## Work instruction:
Each record beneath this line should be returned exactly as it is.

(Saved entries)
★ ★ ★ ★

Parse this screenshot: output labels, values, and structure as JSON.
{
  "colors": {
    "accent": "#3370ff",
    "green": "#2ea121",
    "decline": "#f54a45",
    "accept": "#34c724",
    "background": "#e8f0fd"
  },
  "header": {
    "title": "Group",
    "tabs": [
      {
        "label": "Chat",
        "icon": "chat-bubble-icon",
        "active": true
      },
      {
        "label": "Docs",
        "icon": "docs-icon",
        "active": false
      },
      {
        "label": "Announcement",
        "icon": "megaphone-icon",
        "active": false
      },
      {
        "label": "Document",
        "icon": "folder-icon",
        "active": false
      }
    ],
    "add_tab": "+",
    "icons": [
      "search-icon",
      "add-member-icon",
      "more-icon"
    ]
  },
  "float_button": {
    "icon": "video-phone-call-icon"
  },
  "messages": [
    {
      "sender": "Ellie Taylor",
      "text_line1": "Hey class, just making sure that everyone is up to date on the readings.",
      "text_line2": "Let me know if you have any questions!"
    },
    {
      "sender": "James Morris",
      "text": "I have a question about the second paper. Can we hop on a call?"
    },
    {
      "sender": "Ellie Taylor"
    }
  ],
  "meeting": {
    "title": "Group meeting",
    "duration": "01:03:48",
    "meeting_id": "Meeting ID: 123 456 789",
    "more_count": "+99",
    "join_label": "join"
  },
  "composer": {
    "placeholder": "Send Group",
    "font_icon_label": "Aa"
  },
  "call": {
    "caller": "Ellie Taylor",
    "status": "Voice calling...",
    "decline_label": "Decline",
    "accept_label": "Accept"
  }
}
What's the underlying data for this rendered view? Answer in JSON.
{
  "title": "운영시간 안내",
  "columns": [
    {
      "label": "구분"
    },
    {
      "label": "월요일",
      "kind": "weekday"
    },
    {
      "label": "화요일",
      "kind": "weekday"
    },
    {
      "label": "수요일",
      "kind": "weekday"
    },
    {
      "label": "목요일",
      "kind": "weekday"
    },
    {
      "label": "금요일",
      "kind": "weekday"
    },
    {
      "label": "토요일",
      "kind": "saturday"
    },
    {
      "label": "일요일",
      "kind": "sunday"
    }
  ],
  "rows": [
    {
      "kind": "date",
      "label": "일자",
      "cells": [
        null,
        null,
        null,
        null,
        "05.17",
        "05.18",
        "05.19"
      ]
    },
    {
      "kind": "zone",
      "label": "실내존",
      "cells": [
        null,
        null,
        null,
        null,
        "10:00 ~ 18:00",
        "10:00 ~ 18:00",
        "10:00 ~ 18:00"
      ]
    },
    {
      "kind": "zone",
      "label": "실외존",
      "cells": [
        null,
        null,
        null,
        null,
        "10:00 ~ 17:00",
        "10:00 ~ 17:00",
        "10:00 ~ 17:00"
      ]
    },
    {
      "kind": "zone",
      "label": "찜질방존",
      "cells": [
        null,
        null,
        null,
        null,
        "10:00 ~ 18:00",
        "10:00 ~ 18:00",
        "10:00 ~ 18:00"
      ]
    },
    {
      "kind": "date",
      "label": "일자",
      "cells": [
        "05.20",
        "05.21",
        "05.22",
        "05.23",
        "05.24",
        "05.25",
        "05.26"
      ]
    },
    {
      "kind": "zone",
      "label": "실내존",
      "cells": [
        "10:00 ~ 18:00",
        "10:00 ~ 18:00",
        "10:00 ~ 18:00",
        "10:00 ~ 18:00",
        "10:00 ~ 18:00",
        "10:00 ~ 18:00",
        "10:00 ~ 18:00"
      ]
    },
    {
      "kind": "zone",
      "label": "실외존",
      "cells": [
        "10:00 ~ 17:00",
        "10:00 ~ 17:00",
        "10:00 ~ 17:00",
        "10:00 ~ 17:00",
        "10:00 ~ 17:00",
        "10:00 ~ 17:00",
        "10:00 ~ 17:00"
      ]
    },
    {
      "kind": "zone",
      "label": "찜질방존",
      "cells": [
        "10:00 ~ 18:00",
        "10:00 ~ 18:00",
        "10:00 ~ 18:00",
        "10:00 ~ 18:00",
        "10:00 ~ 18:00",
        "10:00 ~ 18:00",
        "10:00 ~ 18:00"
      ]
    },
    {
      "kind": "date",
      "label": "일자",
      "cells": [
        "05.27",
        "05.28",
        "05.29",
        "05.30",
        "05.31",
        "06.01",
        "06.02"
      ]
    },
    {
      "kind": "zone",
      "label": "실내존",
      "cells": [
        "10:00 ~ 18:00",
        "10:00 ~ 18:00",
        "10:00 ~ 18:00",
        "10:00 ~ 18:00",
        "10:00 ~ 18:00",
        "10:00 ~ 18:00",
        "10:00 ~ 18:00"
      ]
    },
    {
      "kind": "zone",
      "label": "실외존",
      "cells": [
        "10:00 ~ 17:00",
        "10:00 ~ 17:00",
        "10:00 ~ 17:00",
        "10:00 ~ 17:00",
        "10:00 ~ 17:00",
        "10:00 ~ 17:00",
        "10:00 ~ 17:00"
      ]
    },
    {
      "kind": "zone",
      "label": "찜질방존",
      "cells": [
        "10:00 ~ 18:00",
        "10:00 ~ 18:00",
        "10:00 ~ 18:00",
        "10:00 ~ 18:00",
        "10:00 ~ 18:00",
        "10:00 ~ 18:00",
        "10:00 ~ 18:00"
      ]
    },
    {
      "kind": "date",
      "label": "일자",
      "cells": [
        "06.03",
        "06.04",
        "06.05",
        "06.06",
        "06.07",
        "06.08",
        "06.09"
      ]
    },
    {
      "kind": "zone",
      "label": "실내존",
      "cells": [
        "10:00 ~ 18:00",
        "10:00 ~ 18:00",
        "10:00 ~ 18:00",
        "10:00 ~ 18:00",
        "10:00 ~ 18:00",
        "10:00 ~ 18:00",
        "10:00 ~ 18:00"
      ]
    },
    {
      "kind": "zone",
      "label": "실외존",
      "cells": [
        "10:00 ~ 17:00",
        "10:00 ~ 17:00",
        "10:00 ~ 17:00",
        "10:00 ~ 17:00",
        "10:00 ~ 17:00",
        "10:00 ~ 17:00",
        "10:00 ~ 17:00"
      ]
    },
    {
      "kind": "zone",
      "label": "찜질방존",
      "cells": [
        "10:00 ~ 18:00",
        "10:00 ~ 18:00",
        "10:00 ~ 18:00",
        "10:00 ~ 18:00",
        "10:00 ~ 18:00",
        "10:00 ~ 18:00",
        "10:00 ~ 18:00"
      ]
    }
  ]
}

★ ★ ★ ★

## Answer space:
Parse this screenshot: output labels, values, and structure as JSON.
{
  "colors": {
    "accent": "#3370ff",
    "green": "#2ea121",
    "decline": "#f54a45",
    "accept": "#34c724",
    "background": "#e8f0fd"
  },
  "header": {
    "title": "Group",
    "tabs": [
      {
        "label": "Chat",
        "icon": "chat-bubble-icon",
        "active": true
      },
      {
        "label": "Docs",
        "icon": "docs-icon",
        "active": false
      },
      {
        "label": "Announcement",
        "icon": "megaphone-icon",
        "active": false
      },
      {
        "label": "Document",
        "icon": "folder-icon",
        "active": false
      }
    ],
    "add_tab": "+",
    "icons": [
      "search-icon",
      "add-member-icon",
      "more-icon"
    ]
  },
  "float_button": {
    "icon": "video-phone-call-icon"
  },
  "messages": [
    {
      "sender": "Ellie Taylor",
      "text_line1": "Hey class, just making sure that everyone is up to date on the readings.",
      "text_line2": "Let me know if you have any questions!"
    },
    {
      "sender": "James Morris",
      "text": "I have a question about the second paper. Can we hop on a call?"
    },
    {
      "sender": "Ellie Taylor"
    }
  ],
  "meeting": {
    "title": "Group meeting",
    "duration": "01:03:48",
    "meeting_id": "Meeting ID: 123 456 789",
    "more_count": "+99",
    "join_label": "join"
  },
  "composer": {
    "placeholder": "Send Group",
    "font_icon_label": "Aa"
  },
  "call": {
    "caller": "Ellie Taylor",
    "status": "Voice calling...",
    "decline_label": "Decline",
    "accept_label": "Accept"
  }
}
What's the underlying data for this rendered view? Answer in JSON.
{
  "title": "운영시간 안내",
  "columns": [
    {
      "label": "구분"
    },
    {
      "label": "월요일",
      "kind": "weekday"
    },
    {
      "label": "화요일",
      "kind": "weekday"
    },
    {
      "label": "수요일",
      "kind": "weekday"
    },
    {
      "label": "목요일",
      "kind": "weekday"
    },
    {
      "label": "금요일",
      "kind": "weekday"
    },
    {
      "label": "토요일",
      "kind": "saturday"
    },
    {
      "label": "일요일",
      "kind": "sunday"
    }
  ],
  "rows": [
    {
      "kind": "date",
      "label": "일자",
      "cells": [
        null,
        null,
        null,
        null,
        "05.17",
        "05.18",
        "05.19"
      ]
    },
    {
      "kind": "zone",
      "label": "실내존",
      "cells": [
        null,
        null,
        null,
        null,
        "10:00 ~ 18:00",
        "10:00 ~ 18:00",
        "10:00 ~ 18:00"
      ]
    },
    {
      "kind": "zone",
      "label": "실외존",
      "cells": [
        null,
        null,
        null,
        null,
        "10:00 ~ 17:00",
        "10:00 ~ 17:00",
        "10:00 ~ 17:00"
      ]
    },
    {
      "kind": "zone",
      "label": "찜질방존",
      "cells": [
        null,
        null,
        null,
        null,
        "10:00 ~ 18:00",
        "10:00 ~ 18:00",
        "10:00 ~ 18:00"
      ]
    },
    {
      "kind": "date",
      "label": "일자",
      "cells": [
        "05.20",
        "05.21",
        "05.22",
        "05.23",
        "05.24",
        "05.25",
        "05.26"
      ]
    },
    {
      "kind": "zone",
      "label": "실내존",
      "cells": [
        "10:00 ~ 18:00",
        "10:00 ~ 18:00",
        "10:00 ~ 18:00",
        "10:00 ~ 18:00",
        "10:00 ~ 18:00",
        "10:00 ~ 18:00",
        "10:00 ~ 18:00"
      ]
    },
    {
      "kind": "zone",
      "label": "실외존",
      "cells": [
        "10:00 ~ 17:00",
        "10:00 ~ 17:00",
        "10:00 ~ 17:00",
        "10:00 ~ 17:00",
        "10:00 ~ 17:00",
        "10:00 ~ 17:00",
        "10:00 ~ 17:00"
      ]
    },
    {
      "kind": "zone",
      "label": "찜질방존",
      "cells": [
        "10:00 ~ 18:00",
        "10:00 ~ 18:00",
        "10:00 ~ 18:00",
        "10:00 ~ 18:00",
        "10:00 ~ 18:00",
        "10:00 ~ 18:00",
        "10:00 ~ 18:00"
      ]
    },
    {
      "kind": "date",
      "label": "일자",
      "cells": [
        "05.27",
        "05.28",
        "05.29",
        "05.30",
        "05.31",
        "06.01",
        "06.02"
      ]
    },
    {
      "kind": "zone",
      "label": "실내존",
      "cells": [
        "10:00 ~ 18:00",
        "10:00 ~ 18:00",
        "10:00 ~ 18:00",
        "10:00 ~ 18:00",
        "10:00 ~ 18:00",
        "10:00 ~ 18:00",
        "10:00 ~ 18:00"
      ]
    },
    {
      "kind": "zone",
      "label": "실외존",
      "cells": [
        "10:00 ~ 17:00",
        "10:00 ~ 17:00",
        "10:00 ~ 17:00",
        "10:00 ~ 17:00",
        "10:00 ~ 17:00",
        "10:00 ~ 17:00",
        "10:00 ~ 17:00"
      ]
    },
    {
      "kind": "zone",
      "label": "찜질방존",
      "cells": [
        "10:00 ~ 18:00",
        "10:00 ~ 18:00",
        "10:00 ~ 18:00",
        "10:00 ~ 18:00",
        "10:00 ~ 18:00",
        "10:00 ~ 18:00",
        "10:00 ~ 18:00"
      ]
    },
    {
      "kind": "date",
      "label": "일자",
      "cells": [
        "06.03",
        "06.04",
        "06.05",
        "06.06",
        "06.07",
        "06.08",
        "06.09"
      ]
    },
    {
      "kind": "zone",
      "label": "실내존",
      "cells": [
        "10:00 ~ 18:00",
        "10:00 ~ 18:00",
        "10:00 ~ 18:00",
        "10:00 ~ 18:00",
        "10:00 ~ 18:00",
        "10:00 ~ 18:00",
        "10:00 ~ 18:00"
      ]
    },
    {
      "kind": "zone",
      "label": "실외존",
      "cells": [
        "10:00 ~ 17:00",
        "10:00 ~ 17:00",
        "10:00 ~ 17:00",
        "10:00 ~ 17:00",
        "10:00 ~ 17:00",
        "10:00 ~ 17:00",
        "10:00 ~ 17:00"
      ]
    },
    {
      "kind": "zone",
      "label": "찜질방존",
      "cells": [
        "10:00 ~ 18:00",
        "10:00 ~ 18:00",
        "10:00 ~ 18:00",
        "10:00 ~ 18:00",
        "10:00 ~ 18:00",
        "10:00 ~ 18:00",
        "10:00 ~ 18:00"
      ]
    }
  ]
}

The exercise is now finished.